The Agriculture Minister is hopeful about a method that would possibly allow the sex of a chick to be determined before it has hatched. The only way, according to the researchers, is to take samples by piercing each egg. This meticulous process won’t work on an industrial scale and is not cost-effective either. 45 million male chicks are killed every year in Germany, where the practice has been outlawed but continues to take place until a viable method for determining the sex can be found. In November 2019, both France and Germany announced to end the culling of male chicks. The killing of male chicks shortly after birth is an infamous practice in the food production industry around the world.
Also, from 2021, France would require anesthesia to be given to piglets before castrating them, announced Guillaume. The piglets are neutered to fatten them and to avoid a potent smell that the fatty meat of the non-neutered boar emits. The poultry industry in France is a thriving one but has faced some tensions owing to the radical changes demanded by activists with regard to the farming methods.

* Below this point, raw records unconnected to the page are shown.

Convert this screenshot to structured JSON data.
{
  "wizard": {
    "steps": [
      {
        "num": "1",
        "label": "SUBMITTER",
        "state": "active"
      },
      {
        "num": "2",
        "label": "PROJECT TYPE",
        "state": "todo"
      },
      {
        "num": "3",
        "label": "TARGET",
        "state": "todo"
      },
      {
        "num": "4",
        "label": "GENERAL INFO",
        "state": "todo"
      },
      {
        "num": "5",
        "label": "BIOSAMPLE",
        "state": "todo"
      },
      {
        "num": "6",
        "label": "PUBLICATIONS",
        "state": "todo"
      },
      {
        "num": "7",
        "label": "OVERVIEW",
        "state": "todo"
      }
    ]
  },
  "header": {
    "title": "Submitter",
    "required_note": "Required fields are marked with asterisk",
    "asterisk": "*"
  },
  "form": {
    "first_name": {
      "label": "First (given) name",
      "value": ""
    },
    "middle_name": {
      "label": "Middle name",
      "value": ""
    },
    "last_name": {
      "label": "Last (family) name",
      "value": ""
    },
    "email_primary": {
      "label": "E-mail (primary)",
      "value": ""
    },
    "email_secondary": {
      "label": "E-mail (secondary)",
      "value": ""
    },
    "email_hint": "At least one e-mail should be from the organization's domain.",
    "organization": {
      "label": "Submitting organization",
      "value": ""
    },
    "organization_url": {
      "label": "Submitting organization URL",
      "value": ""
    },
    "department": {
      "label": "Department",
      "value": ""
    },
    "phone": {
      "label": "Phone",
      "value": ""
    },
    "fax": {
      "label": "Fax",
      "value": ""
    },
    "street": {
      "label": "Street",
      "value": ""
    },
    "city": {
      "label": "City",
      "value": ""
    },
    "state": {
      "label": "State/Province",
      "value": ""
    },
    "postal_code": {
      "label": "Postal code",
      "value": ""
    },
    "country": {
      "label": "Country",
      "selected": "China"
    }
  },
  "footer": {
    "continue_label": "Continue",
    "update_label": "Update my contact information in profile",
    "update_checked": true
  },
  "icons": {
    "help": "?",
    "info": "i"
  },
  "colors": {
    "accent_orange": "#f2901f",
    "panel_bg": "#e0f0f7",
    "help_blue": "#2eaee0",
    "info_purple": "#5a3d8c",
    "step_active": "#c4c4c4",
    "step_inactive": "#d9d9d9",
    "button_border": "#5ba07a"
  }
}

There have been occasions where activists have vandalized butcher shops. These activists are of the opinion that consuming meat violates the rights of other species on earth. According to the Compassion in World Farming (CIWF), anesthesia for the piglets isn’t enough and that castration should be banned altogether. CIWF also hoped that eggs from chickens that are raised in cages would be banned. The French L214 group commented that the reforms were “not ambitious” and “do not address the basic problems”. According to the group, the focus should have been avoiding intensive animal farming and improving slaughter conditions.
We hope other countries try to imitate this initiative taken by France and reduce animal slaughter to a minimum.